Retirement plan assets (IRAs, 401(k) Plans, Profit Sharing Plans, Keough Plans, and 403(b) Annuity Plans) are great sources of retirement income but not always a good choice for making gifts for children and grandchildren. You may consider using retirement plan assets to make a significant and meaningful gift that will support the Program into the new millennium and beyond.

And, because of the estate and income tax treatment of retirement plan assets, the “cost” of the gift to your estate and heirs is often relatively small.

Naming the Morehead-Cain Scholarship Fund as a beneficiary of your retirement plan account is one of the easiest ways to make a planned gift, and in many ways is similar to making a bequest. Simply call your plan administrator and request a Change of Beneficiary form. In the beneficiary section, list ‘The Morehead-Cain Scholarship Fund’ (Tax ID Number: 56-2462593) as the primary beneficiary for all or a portion of the account. Then return the form to your plan administrator and send a copy to us for our records.

That’s it!

Retirement Plan Assets and Testamentary Charitable Remainder Trusts

Charitable remainder trusts provide income to one or more beneficiaries for life with the remainder interest going to charity upon the death of the income beneficiaries. A great way to fund a charitable remainder trust is with retirement plan assets owned at the time of death.

The decedent’s estate receives an estate tax deduction for the present value of the Foundation’s interest in the retirement plan assets. The trust itself is tax-exempt so no income taxes will be due when the retirement plan assets are received by the Trustee. A charitable remainder trust funded with retirement plan assets is a great way to reduce estate taxes, provide a lifetime income stream to one or more beneficiaries, and to make a charitable gift—all at the same time. When the trust terminates, the remaining assets will be paid to the Program and used for the Morehead-Cain Scholars Program.

Please Note:

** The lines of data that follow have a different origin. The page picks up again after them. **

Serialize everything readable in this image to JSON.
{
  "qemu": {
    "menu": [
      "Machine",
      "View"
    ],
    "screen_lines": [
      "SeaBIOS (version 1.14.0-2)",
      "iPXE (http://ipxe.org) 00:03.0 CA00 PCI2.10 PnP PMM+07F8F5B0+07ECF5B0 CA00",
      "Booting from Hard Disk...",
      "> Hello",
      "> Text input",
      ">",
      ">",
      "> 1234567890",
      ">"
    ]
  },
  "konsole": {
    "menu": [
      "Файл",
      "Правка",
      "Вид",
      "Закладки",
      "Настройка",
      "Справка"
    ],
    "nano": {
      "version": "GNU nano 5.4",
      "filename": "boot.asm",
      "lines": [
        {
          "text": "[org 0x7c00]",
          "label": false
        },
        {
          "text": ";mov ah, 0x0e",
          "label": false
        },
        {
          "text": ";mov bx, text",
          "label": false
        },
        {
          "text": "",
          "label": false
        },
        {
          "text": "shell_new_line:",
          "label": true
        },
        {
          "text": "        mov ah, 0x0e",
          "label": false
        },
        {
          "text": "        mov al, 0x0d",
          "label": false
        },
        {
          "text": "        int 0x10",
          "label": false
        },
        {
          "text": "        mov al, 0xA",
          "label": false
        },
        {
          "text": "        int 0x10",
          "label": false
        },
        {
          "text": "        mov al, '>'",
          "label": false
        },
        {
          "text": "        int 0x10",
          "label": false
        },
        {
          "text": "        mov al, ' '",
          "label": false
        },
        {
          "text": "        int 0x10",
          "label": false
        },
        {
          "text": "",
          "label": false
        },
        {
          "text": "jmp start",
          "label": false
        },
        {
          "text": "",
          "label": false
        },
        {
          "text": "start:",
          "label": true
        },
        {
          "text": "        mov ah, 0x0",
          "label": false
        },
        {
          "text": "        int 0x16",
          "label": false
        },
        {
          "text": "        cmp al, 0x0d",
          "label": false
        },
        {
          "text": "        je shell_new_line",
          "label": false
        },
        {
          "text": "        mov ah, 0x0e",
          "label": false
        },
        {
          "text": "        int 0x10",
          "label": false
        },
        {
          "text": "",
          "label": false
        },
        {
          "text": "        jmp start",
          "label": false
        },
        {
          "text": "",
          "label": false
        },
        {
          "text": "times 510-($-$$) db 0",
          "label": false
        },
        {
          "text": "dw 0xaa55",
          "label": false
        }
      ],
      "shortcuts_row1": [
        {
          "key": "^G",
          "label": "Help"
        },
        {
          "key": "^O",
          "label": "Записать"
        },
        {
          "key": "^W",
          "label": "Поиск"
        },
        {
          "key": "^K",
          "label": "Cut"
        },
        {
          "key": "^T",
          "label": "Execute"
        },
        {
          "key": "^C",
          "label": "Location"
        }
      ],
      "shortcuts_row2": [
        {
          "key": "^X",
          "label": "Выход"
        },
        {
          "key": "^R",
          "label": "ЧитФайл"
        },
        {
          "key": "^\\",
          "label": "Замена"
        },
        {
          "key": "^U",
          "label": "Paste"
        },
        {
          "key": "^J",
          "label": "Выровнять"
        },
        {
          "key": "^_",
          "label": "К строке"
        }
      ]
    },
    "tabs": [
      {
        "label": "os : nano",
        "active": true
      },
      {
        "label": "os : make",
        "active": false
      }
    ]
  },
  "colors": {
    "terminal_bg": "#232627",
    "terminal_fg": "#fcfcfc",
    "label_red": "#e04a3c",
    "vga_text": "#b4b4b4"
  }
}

This information is not intended to be considered legal or tax advice. For advice regarding all matters associated with charitable giving, please consult an attorney and/or a professional tax advisor.

For more information

Email David Greer or call +1 800.741.9023